INSTRUCTIONS FOR THE TASK: Retype every record that follows, character for character.

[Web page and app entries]
________________________________________
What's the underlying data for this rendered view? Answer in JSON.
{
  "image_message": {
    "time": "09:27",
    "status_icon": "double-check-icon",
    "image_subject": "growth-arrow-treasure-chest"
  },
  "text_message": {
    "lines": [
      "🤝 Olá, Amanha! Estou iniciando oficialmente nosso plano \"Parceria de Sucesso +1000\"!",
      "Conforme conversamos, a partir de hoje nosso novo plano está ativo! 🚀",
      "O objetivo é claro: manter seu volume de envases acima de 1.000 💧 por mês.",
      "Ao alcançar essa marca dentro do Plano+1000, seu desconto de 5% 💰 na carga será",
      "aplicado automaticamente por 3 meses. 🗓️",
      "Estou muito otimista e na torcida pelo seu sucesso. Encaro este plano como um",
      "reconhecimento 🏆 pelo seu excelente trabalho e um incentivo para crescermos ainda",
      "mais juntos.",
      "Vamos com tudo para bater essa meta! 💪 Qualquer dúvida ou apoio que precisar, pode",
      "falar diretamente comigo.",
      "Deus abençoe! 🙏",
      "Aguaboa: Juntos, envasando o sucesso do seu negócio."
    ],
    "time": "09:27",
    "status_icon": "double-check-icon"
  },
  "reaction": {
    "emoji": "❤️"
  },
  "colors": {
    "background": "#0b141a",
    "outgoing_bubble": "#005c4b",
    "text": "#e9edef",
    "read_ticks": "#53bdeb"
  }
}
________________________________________
SOLUTION TO THIS TASK:
What's the underlying data for this rendered view? Answer in JSON.
{
  "image_message": {
    "time": "09:27",
    "status_icon": "double-check-icon",
    "image_subject": "growth-arrow-treasure-chest"
  },
  "text_message": {
    "lines": [
      "🤝 Olá, Amanha! Estou iniciando oficialmente nosso plano \"Parceria de Sucesso +1000\"!",
      "Conforme conversamos, a partir de hoje nosso novo plano está ativo! 🚀",
      "O objetivo é claro: manter seu volume de envases acima de 1.000 💧 por mês.",
      "Ao alcançar essa marca dentro do Plano+1000, seu desconto de 5% 💰 na carga será",
      "aplicado automaticamente por 3 meses. 🗓️",
      "Estou muito otimista e na torcida pelo seu sucesso. Encaro este plano como um",
      "reconhecimento 🏆 pelo seu excelente trabalho e um incentivo para crescermos ainda",
      "mais juntos.",
      "Vamos com tudo para bater essa meta! 💪 Qualquer dúvida ou apoio que precisar, pode",
      "falar diretamente comigo.",
      "Deus abençoe! 🙏",
      "Aguaboa: Juntos, envasando o sucesso do seu negócio."
    ],
    "time": "09:27",
    "status_icon": "double-check-icon"
  },
  "reaction": {
    "emoji": "❤️"
  },
  "colors": {
    "background": "#0b141a",
    "outgoing_bubble": "#005c4b",
    "text": "#e9edef",
    "read_ticks": "#53bdeb"
  }
}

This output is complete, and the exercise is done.